Arnold Schwarzenegger steps onto the big screen. There’s a quiet moment while the audience anticipates a one-liner.
Once he delivers it, the action begins. That’s when you hear the signature sound that defines all action films.
It’s a dropping bass audio clip that starts high before descending into the sub-bass frequencies. A pan effect gets applied for the stereo surround to draw the audience into the action they see on the screen.
From there, high-energy background music plays while the action sounds commence. It might be tires squealing from a car chase to bullets firing from a gun, depending on the movie. Every movie genre has its own defining sounds.
Why Does Every Action Movie Use the Same Effect?
The reason why the movie industry uses bass drops all the time is surprisingly simple: everybody expects it.
If you took the drop out of an action sequence, it’d be like telling the Foo Fighters to play without Dave Grohl. It doesn’t make sense to the audience.
Although it’s hard to say when the first bass bend sounds were added to action movies, the 2006 Transformers trailer incorporated it into its clips, soundtrack, and trailer audio.
When something works in Hollywood, everyone copies it. That’s why you see remake after remake on franchise films. Profits need to be predictable, just like the sequences for action movies.

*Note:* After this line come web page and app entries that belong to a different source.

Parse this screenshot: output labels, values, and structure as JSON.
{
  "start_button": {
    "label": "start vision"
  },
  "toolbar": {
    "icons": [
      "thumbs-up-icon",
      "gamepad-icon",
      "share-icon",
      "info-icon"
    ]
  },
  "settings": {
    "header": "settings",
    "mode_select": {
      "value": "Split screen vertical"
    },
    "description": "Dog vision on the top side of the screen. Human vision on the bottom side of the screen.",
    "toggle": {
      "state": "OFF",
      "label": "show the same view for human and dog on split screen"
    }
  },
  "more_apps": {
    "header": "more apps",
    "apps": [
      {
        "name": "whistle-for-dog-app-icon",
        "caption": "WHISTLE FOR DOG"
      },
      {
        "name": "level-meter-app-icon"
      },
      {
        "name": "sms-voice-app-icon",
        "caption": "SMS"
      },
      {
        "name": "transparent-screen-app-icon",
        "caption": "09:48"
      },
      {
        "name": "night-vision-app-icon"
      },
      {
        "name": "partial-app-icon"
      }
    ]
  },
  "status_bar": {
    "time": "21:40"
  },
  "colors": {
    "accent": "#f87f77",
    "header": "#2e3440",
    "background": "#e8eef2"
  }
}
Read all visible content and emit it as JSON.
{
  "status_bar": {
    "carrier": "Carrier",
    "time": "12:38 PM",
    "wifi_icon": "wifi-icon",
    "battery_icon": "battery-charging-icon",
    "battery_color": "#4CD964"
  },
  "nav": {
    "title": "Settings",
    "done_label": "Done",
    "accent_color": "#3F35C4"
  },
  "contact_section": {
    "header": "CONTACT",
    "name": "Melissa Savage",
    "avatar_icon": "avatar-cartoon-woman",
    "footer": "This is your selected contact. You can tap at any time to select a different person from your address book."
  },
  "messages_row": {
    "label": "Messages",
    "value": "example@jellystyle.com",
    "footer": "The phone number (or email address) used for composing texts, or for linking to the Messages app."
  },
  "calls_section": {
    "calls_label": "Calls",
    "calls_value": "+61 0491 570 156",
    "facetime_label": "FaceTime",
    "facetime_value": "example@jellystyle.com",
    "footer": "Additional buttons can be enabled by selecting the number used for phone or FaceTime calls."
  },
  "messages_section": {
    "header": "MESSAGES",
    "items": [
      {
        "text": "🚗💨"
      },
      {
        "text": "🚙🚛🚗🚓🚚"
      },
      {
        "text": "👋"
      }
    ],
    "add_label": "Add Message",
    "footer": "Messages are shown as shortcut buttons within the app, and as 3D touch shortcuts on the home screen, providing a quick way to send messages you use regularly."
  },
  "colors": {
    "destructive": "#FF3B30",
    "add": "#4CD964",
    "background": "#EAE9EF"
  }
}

Why do bass drops have some extra treble? That effect allows for body or weapon movement. You’ll hear the treble twang when a sword comes out of its sheath, but the impact uses the lower register bend.